Advanced visualization technology continues to advance, as confirmed by a host of current superusers from neuroradiologists to cardiologists to surgeons. The technology, however, may be constrained by the current fiscal climate, which is clamping down on bundled codes used for many studies that leverage advanced visualization. The onus may be on the technology to demonstrate improved efficiency and better patient outcomes.
It’s certainly achievable. In fact, researchers plugging away at the laboratory bench are expanding the technology’s bag of tricks, aiming to further boost its clinical value and hone efficiency.
Take for example a new tool devised by a German research team and examined in a recent study in the July issue of Radiology. It demonstrated that advanced visualization can solve an ongoing, and not uncommon, clinical dilemma.

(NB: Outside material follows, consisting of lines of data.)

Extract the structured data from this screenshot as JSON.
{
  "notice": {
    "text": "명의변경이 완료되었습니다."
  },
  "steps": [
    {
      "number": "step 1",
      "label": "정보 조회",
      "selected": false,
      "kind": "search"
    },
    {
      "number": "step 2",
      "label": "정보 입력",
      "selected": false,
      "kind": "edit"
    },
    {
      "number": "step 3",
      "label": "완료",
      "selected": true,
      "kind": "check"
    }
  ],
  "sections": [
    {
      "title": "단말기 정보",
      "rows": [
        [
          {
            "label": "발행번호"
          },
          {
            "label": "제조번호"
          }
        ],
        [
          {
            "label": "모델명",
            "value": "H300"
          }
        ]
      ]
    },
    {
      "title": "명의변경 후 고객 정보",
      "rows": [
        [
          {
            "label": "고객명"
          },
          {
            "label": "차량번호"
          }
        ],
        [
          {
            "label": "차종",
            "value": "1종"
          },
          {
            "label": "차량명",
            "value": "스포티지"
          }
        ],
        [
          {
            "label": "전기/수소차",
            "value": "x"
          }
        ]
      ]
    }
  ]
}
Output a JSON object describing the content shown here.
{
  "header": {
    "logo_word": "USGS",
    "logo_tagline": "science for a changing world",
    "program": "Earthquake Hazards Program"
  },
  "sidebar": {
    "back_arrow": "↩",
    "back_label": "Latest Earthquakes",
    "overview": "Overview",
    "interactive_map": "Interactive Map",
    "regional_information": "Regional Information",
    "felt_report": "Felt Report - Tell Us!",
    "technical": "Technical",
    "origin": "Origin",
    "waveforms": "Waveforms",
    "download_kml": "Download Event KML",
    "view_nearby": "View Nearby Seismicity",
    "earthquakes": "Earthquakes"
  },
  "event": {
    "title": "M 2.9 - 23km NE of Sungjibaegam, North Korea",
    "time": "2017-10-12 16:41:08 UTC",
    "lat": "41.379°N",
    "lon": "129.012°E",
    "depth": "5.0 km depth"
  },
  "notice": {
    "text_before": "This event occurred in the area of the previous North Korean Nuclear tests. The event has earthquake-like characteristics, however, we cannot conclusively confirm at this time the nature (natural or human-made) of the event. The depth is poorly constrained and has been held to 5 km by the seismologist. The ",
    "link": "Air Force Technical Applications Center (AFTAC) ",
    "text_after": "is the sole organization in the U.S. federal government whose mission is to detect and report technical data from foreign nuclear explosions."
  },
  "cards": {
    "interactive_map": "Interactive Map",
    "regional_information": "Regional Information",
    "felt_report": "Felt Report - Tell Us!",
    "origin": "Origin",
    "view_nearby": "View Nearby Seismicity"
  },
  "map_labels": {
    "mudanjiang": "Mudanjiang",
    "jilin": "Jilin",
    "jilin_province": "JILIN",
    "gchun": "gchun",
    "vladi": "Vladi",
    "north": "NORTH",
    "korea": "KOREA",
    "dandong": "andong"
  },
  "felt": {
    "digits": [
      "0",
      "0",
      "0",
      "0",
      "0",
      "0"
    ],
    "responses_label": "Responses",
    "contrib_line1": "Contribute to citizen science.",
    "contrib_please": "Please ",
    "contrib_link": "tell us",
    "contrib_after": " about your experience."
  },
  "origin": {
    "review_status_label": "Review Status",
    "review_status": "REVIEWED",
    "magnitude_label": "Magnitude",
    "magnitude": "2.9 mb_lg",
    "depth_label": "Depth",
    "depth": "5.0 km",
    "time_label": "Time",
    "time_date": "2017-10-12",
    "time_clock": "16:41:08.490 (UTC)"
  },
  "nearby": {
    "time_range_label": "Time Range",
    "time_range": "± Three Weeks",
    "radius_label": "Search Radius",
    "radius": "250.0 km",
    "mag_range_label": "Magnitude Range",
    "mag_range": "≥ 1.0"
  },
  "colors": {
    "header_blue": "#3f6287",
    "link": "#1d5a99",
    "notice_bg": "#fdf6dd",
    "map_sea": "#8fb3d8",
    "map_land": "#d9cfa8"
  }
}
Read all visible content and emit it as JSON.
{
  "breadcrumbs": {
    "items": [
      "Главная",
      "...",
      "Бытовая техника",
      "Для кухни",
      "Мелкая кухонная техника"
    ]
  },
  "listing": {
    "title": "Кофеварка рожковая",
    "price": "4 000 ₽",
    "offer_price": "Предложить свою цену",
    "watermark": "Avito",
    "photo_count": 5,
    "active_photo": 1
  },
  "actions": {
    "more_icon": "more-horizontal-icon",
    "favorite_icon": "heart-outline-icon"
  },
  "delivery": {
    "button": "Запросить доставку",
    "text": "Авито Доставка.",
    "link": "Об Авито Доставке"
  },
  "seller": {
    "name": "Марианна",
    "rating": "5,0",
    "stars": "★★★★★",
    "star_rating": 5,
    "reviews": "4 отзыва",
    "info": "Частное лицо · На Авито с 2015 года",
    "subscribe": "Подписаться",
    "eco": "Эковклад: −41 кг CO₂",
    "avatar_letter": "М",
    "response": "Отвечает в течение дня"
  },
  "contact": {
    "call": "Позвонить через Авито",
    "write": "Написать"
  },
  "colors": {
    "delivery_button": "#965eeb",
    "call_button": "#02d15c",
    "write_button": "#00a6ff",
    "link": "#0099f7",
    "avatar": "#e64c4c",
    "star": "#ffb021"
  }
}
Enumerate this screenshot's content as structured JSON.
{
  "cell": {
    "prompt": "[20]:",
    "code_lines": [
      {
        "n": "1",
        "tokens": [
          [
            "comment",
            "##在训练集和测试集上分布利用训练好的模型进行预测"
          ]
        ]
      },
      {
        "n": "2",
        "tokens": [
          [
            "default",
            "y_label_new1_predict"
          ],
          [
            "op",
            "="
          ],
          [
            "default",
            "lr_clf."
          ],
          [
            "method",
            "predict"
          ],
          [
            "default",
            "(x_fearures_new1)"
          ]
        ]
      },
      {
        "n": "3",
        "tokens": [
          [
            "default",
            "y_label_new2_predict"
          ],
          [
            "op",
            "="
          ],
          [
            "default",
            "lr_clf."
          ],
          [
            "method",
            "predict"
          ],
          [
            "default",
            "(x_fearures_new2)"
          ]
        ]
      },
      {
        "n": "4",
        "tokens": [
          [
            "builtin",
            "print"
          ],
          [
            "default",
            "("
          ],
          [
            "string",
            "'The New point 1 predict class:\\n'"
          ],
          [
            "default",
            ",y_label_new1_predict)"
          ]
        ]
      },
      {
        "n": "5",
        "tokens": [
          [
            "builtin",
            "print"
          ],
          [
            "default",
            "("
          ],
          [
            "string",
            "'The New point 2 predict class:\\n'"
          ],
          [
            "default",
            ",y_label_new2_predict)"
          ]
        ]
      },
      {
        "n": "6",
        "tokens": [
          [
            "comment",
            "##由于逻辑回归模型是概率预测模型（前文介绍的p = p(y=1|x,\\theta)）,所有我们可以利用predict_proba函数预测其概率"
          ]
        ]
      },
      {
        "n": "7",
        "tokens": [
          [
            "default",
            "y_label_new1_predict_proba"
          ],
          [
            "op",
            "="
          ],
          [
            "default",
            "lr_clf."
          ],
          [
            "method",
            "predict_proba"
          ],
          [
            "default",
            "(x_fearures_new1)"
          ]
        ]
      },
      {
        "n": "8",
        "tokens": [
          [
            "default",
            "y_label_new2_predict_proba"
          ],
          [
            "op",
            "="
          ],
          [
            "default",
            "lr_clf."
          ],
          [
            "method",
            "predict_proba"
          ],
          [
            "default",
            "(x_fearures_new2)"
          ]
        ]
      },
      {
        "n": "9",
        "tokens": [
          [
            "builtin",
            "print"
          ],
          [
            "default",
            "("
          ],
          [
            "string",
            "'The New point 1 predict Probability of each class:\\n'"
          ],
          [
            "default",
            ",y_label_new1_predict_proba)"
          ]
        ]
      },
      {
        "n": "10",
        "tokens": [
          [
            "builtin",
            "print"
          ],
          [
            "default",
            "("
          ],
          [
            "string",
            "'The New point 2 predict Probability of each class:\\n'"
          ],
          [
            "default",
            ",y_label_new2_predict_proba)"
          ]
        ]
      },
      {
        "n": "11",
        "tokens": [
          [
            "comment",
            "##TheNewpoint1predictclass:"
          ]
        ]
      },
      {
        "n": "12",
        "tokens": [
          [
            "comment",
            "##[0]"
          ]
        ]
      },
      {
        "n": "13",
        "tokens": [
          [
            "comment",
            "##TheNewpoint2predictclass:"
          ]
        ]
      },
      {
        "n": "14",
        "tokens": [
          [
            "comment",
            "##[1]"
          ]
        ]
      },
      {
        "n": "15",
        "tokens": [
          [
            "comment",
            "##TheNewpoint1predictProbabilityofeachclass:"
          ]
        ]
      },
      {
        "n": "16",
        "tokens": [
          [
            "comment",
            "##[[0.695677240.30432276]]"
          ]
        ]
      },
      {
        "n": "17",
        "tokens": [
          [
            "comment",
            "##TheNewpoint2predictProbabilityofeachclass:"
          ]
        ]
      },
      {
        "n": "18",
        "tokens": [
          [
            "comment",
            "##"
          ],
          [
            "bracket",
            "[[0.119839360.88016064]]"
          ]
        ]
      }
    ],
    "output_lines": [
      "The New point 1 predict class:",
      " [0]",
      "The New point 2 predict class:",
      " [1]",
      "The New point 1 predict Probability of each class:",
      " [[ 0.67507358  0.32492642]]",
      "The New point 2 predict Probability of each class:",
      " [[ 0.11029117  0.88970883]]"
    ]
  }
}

Carotid endarterectomy or carotid stent placement can improve outcomes for patients with transient ischemic attacks at risk of stroke. However, imaging mechanisms for clearly delineating which patients might benefit from the procedures are less than adequate and not easily reproducible.
The researchers developed and evaluated a virtual elastic sphere that quantifies these measurements. The tool not only provides accurate, reproducible measurements that can guide clinical decision-making but also slashes the time radiologists spend determining these critical clinical measurements.
It is a win-win situation and exactly the type of capability (and evaluative study) the situation demands.
Another recent study published in the Journal of Nuclear Medicine indicated that a PET score could serve as an imaging biomarker for progression from mild cognitive impairment to Alzheimer's disease.
The implications are profound as the score improves current mechanisms depends on neuropsychologic tests. It means that researchers conducting clinical trials of drugs to forestall progression to Alzheimer's disease may be able to use a smaller sample size or shorten the length of study. Either option is certainly welcome as both may save time and money and ultimately benefit patients.
What advances do you foresee on the advanced visualization horizon? Please let us know.
Editor of Health Imaging